"There's this really big shift, from cold blooded dominance in the tropics to warm blooded dominance by the poles," said Grady. "The mammals are about 20 times more common than sharks and [predatory] fish in the coldest water."
This was a puzzle that Grady, currently a post-doctoral researcher at the National Great Rivers Research Education Center in St. Louis, Missouri, has been working for years to try and solve. And he now thinks he knows the answer, which has to do with the way temperature influences the behaviour of warm and cold-blooded predators and prey.
Water temperature and activity level
In the tropics, warm water temperatures make cold-blooded creatures nimble and quick. This applies to both predators — sharks and large fish — and the smaller fish they prey on.
But for a warm-blooded predator, this presents problems. Prey are harder to catch, and cold-blooded predators, like large sharks, might well be targeting you.
One example to show how life can be tough for warm-blooded predators in warm waters is the endangered Hawaiian monk seal, which can't catch fast prey.
"They like to go out into the ocean and they kind of creep around the bottom floor and they go off to a slow moving fish," said Grady. "They're really preyed upon a lot by sharks like the tiger shark or Galapagos shark that are much faster than a shark in cold waters."
However, as water gets colder, eating and avoiding being eaten both become less challenging issues for warm-blooded predators.
"Cold water depresses the metabolic rate and the speed of fish," said Grady. "For roughly every 10 degrees Celsius you drop the metabolic rates, speeds drop about two and a half times."
"Cold, stupid and slow"
The cold-blooded species aren't just slower, they're dumber. "Their brains actually operate at a slower speed as their neurons fire more slowly, their reaction times are slower," said Grady. "the rate at which they can process sensory information declines and they become effectively stupider."
In this case, warm-blooded predators are favored in terms of getting their food and escaping their own predators.
There are of course, costs to being a warm-blooded animal in a cold environment.

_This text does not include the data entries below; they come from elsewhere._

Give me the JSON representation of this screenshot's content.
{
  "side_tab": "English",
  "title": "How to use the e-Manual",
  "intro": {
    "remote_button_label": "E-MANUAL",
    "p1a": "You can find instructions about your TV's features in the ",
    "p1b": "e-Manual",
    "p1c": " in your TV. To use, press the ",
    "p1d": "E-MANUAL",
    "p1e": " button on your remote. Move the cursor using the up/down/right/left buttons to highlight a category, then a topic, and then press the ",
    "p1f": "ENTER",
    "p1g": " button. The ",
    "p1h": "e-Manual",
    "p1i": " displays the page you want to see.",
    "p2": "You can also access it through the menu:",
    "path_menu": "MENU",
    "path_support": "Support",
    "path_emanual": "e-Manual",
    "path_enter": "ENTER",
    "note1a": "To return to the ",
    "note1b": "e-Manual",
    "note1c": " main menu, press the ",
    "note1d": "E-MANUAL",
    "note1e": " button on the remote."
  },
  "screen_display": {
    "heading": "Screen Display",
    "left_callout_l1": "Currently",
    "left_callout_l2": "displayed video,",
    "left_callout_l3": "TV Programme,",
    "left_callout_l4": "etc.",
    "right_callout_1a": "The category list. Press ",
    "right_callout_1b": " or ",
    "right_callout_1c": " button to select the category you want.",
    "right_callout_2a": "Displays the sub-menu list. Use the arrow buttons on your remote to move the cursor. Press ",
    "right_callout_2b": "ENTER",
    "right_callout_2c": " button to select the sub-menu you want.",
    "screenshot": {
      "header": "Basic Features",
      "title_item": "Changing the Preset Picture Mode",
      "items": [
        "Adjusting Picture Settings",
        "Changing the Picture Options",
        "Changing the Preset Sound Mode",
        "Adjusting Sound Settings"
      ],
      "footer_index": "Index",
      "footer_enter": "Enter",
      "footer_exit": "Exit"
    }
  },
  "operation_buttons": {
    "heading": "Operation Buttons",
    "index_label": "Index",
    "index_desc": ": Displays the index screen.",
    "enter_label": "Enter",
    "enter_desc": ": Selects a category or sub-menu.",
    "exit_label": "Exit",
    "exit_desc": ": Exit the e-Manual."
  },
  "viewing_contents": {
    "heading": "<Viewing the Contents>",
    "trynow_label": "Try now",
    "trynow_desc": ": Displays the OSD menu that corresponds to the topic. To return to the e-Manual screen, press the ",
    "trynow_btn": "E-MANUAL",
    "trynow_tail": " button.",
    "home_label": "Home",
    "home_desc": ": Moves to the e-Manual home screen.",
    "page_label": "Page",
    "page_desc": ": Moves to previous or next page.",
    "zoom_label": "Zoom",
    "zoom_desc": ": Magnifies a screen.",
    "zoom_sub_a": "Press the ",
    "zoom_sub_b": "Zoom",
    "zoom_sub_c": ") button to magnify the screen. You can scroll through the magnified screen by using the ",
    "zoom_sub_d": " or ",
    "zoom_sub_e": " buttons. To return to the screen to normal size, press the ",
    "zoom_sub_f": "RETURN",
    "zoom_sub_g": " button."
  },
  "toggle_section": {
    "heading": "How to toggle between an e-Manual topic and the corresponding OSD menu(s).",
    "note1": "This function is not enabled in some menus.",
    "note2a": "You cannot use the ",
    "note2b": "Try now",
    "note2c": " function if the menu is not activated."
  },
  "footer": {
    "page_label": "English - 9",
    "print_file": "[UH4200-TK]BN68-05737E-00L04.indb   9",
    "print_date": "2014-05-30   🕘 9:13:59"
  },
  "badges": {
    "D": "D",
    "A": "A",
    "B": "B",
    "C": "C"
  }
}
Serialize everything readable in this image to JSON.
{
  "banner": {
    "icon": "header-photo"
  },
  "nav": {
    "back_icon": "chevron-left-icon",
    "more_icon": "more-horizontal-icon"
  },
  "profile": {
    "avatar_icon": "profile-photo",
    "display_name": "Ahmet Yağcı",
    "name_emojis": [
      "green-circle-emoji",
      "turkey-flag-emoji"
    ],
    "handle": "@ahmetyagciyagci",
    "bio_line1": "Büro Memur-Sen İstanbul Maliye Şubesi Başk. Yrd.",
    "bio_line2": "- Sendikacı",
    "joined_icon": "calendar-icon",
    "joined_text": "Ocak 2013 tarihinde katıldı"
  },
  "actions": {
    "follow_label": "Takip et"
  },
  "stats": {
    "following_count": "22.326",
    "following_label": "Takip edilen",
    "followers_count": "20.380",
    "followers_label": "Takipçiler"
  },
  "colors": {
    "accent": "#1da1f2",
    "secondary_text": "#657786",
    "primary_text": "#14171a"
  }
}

You need insulation and a high-revving metabolism to maintain your high body temperature. The answer to the first problem is the thick layer of feathers and fat that penguins lay down, or the blubber that marine mammals like seals, whales and dolphins have evolved.
As to the second, "If you're able to eat enough food you can help compensate for any extra energetic costs," said Grady.
The kind of food advantages are so high in the cold, it really outweighs any the thermal cost of staying warm in these environments.
Global warming could change animal dynamics
There are, however, implications here as global warming transforms previously cold water habitats, said Grady. "As waters warm with climate change, it gets harder for many threatened marine mammal and bird populations to make a living to catch food."
His study suggests this may already be an issue for the harp seal, whose prey is increasing in numbers as the water in their range warms, but are not profiting by it.
"You get a shift in the competitive balance and warm water will basically favour larger fish and sharks at the expense of marine mammals and birds."